* _Information_:

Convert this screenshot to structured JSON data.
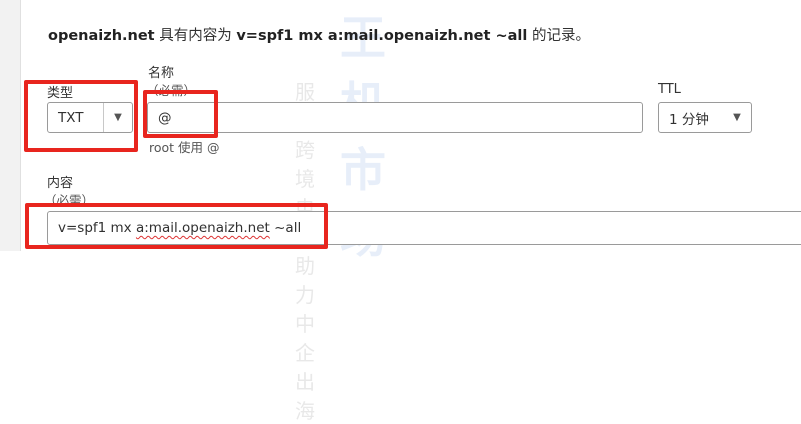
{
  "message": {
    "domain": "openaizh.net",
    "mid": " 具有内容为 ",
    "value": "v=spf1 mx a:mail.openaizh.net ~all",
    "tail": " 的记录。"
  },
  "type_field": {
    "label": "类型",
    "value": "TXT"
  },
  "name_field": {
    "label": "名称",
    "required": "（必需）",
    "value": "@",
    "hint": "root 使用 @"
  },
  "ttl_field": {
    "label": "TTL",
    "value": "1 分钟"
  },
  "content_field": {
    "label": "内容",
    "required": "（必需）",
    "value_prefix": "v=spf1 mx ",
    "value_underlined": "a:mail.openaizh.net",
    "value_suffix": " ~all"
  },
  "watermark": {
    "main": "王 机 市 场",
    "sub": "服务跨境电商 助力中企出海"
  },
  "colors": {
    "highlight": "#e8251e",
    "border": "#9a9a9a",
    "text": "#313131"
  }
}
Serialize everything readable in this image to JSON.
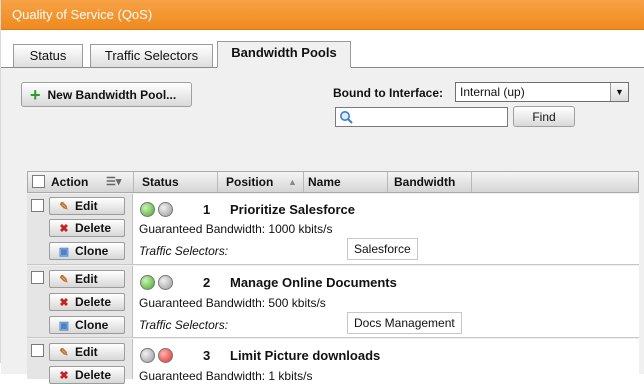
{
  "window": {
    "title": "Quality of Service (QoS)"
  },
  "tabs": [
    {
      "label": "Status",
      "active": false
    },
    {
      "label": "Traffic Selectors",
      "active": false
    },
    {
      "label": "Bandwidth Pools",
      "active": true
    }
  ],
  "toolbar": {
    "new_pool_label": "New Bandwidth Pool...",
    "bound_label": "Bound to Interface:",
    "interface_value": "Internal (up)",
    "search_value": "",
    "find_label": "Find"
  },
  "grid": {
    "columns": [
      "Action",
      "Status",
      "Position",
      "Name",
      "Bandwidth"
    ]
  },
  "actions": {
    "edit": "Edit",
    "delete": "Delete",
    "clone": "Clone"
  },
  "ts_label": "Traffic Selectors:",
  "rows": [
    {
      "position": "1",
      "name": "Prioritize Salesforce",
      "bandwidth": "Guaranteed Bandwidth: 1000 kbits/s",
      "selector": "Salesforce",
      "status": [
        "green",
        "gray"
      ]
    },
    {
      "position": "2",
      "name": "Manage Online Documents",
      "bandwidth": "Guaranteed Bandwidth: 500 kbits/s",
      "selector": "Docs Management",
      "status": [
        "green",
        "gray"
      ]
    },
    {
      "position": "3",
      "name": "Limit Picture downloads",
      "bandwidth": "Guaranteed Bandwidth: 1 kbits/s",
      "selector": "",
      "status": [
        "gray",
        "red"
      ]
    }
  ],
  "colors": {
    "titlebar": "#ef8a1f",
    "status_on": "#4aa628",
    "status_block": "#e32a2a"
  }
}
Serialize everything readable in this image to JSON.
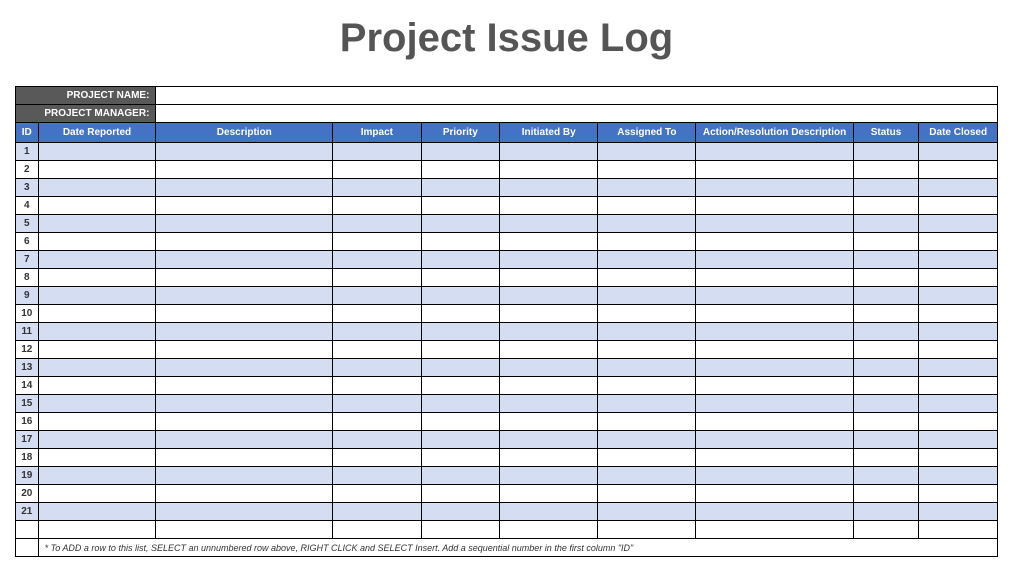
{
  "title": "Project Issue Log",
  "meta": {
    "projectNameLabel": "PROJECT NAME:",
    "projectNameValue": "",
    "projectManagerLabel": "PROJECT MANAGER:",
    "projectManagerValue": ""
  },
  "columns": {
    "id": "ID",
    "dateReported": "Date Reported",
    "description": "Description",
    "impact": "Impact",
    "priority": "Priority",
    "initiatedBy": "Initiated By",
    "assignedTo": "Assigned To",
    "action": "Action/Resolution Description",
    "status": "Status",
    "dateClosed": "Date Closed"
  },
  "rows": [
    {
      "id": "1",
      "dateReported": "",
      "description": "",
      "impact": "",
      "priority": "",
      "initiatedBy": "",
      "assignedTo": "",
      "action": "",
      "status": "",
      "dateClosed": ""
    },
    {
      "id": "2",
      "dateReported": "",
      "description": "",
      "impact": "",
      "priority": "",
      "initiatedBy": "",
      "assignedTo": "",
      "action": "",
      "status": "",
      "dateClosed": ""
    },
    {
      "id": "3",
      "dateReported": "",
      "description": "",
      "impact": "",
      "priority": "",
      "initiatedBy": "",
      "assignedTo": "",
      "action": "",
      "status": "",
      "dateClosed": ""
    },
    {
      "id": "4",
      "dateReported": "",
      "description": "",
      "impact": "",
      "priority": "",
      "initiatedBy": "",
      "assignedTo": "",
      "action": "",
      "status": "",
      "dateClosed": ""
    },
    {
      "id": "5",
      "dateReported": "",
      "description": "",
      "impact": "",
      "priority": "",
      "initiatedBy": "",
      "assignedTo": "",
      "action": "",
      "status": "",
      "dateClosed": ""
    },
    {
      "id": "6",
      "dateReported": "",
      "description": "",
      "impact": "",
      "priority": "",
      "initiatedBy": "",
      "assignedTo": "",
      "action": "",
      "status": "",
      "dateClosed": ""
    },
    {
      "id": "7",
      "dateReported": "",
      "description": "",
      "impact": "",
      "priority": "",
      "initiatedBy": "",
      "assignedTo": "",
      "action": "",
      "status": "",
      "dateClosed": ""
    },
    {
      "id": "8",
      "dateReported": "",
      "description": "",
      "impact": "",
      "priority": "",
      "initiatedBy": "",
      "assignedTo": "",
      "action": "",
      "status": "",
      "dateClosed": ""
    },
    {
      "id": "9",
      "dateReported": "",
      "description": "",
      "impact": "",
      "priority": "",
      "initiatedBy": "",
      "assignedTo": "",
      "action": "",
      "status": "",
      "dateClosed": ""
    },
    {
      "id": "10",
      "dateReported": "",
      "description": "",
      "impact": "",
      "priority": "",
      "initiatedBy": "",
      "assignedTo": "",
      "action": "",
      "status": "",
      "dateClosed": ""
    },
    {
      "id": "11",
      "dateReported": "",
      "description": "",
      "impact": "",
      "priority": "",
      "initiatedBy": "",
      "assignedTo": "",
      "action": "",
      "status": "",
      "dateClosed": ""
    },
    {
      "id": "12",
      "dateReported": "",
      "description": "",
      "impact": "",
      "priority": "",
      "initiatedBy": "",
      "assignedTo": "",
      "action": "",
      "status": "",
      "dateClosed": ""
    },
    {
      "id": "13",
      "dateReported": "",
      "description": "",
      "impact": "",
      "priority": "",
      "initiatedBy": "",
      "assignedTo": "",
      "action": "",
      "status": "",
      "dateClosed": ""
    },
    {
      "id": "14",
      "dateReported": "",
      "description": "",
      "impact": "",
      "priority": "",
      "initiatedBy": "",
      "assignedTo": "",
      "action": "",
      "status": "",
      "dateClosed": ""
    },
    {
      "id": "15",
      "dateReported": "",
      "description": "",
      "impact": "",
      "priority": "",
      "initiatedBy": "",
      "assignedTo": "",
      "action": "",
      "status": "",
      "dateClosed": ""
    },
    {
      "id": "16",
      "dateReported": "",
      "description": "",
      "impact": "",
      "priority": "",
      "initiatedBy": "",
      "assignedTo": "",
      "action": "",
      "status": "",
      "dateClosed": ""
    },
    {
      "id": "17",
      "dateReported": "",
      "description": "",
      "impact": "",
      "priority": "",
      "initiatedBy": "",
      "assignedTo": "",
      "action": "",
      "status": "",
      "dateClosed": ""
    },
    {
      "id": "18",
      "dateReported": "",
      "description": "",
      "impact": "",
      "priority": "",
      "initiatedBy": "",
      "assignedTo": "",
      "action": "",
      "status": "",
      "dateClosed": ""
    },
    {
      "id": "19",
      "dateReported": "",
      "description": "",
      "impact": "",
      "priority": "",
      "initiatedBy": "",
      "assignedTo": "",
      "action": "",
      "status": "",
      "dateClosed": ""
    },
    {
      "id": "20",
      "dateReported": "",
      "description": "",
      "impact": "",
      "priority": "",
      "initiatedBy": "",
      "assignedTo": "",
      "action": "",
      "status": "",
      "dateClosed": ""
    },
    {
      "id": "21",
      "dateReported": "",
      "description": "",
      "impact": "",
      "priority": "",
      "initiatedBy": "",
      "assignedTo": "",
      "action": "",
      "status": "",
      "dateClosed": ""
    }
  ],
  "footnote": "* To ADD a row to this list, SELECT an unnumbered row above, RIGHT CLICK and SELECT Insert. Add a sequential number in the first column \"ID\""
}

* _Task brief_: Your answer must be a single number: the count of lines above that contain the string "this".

* _Answer section_: 4